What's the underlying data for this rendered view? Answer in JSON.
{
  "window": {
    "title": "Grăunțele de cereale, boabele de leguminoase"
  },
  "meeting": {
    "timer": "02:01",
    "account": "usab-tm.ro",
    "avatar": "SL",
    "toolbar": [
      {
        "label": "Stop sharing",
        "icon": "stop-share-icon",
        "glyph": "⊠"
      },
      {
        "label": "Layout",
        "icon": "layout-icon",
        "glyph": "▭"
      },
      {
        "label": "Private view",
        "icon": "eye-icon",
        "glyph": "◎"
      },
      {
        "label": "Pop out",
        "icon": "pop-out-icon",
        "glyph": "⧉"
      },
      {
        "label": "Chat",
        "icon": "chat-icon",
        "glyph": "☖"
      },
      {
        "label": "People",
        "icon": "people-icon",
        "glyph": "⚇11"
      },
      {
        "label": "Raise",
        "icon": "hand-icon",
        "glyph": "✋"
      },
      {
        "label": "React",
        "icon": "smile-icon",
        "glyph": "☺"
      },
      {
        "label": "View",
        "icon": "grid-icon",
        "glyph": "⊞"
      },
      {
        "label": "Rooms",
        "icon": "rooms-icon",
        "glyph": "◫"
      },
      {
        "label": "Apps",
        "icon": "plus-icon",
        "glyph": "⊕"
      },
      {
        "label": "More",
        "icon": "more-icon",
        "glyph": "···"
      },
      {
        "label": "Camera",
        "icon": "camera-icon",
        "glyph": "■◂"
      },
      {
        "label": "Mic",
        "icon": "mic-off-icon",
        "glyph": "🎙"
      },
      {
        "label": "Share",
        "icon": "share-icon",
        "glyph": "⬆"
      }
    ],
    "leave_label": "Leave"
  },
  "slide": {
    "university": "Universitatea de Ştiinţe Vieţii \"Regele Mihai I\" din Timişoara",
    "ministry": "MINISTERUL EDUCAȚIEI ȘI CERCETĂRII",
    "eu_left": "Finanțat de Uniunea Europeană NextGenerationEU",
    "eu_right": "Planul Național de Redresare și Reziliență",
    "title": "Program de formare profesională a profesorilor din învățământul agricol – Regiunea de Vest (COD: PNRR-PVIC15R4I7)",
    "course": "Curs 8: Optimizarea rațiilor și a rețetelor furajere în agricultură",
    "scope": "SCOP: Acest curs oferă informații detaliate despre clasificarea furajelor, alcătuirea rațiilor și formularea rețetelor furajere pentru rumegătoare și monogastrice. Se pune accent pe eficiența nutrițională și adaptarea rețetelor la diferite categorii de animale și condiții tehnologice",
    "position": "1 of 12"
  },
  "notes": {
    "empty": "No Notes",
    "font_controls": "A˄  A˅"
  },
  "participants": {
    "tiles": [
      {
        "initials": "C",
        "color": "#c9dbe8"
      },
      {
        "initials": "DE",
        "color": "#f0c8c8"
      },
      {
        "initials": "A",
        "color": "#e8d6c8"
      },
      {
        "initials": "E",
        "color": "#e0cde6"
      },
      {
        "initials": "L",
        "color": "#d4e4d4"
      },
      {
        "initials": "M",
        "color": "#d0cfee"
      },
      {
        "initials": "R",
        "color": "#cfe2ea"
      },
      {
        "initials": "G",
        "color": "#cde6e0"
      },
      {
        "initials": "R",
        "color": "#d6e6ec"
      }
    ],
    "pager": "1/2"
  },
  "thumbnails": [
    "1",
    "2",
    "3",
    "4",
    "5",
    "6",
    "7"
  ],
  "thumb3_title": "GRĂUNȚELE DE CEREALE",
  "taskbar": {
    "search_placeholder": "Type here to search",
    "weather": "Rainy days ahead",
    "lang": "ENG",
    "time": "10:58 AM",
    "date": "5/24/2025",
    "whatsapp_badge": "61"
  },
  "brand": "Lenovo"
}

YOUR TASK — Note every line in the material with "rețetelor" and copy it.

PROBLEM SOLUTION —
    "course": "Curs 8: Optimizarea rațiilor și a rețetelor furajere în agricultură",
    "scope": "SCOP: Acest curs oferă informații detaliate despre clasificarea furajelor, alcătuirea rațiilor și formularea rețetelor furajere pentru rumegătoare și monogastrice. Se pune accent pe eficiența nutrițională și adaptarea rețetelor la diferite categorii de animale și condiții tehnologice",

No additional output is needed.